The COMBI-AD was a randomized, double-blind, placebo-controlled, phase 3 study conducted in 870 patients with high-risk, stage III, BRAF-V600E/K–mutant melanoma who were treatment naive. Participating patients had undergone surgical resection and had been disease free for ≤12 weeks.
Interim results from this study, reported in 2017, showed 1 year of oral adjuvant therapy with dabrafenib and trametinib provided a 53% lower risk for 3-year recurrence, compared with placebo.
Now, the investigators reported on the 5-year results for relapse-free survival and survival without distant metastasis. They noted that they were unable to analyze overall survival since the required number of events had not been reached.
Patients had been randomly assigned to receive 12 months of oral dabrafenib (at a dose of 150 mg twice daily) plus trametinib (2 mg once daily) or two matched placebos. Patients were followed for 60 months (5 years) for dabrafenib plus trametinib and 58 months for placebo.
At 5 years, the median relapse-free survival was not reached for patients who received the combination therapy group versus 16.6 months in the placebo group (hazard ratio for relapse or death, 0.51).
The percentage of patients who were alive without distant metastasis at 5 years was 65% in the dabrafenib plus trametinib group and 54% in the placebo arm (HR for distant metastasis or death, 0.55).
The hazard ratio for relapse-free survival favored dabrafenib plus trametinib across all patient subgroups that were evaluated in the study, and survival without distant metastasis showed a similar benefit for the combination regardless of disease stage.
Subsequent therapy was needed in 40% of patients who received dabrafenib plus trametinib and by 54% of those in the placebo group, with the most common treatments being immunotherapy in the combination-therapy group [26%] and small molecule–targeted therapy in the placebo group (35%).
A viable option

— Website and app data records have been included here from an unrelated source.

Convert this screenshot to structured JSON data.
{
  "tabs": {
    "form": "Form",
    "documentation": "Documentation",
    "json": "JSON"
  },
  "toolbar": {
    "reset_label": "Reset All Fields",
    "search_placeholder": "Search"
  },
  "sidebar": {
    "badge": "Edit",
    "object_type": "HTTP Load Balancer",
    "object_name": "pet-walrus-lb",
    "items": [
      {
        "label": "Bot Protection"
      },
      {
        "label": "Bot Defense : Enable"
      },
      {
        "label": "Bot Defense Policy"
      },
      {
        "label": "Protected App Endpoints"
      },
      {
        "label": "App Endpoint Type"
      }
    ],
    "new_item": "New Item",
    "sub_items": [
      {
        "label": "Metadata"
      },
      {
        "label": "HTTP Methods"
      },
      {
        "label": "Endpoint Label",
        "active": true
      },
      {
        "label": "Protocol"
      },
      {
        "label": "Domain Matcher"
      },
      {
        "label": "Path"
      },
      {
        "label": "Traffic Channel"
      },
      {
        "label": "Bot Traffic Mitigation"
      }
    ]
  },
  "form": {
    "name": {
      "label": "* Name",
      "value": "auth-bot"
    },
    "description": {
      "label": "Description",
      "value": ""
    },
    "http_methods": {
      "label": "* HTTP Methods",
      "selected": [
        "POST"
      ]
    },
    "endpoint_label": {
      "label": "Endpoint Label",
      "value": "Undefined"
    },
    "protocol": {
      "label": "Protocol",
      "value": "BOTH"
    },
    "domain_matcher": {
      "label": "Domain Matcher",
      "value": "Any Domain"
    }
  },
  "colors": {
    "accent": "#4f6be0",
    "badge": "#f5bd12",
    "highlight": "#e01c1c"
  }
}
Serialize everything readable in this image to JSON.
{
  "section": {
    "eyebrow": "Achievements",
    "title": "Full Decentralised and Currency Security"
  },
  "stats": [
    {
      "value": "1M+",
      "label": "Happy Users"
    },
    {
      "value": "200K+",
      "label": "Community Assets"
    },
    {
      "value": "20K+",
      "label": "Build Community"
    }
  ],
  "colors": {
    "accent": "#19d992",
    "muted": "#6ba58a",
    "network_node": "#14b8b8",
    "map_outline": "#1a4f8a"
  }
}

Dr. Dummer noted that, when this clinical trial was designed, all patients had to undergo aggressive surgery that involved lymph node dissection. “Nowadays, based on the lack of improvement on progression-free survival and overall survival, the surgical procedures are less aggressive and today we do not recommend aggressive lymph node dissection in patients that qualify for adjuvant therapy. In patients that do not have the BRAF mutation, there is the possibility of giving immunotherapy.”
He added that there is an urgent need for biomarkers that can identify early progression during adjuvant therapy. “Potentially, these patients would profit from immunotherapy alone or from combination using targeted therapy and immunotherapy,” Dr. Dummer said.
The study was funded by GlaxoSmithKline and Novartis. Dr. Dummer has declared multiple relationships with industry.
A version of this article originally appeared on Medscape.com.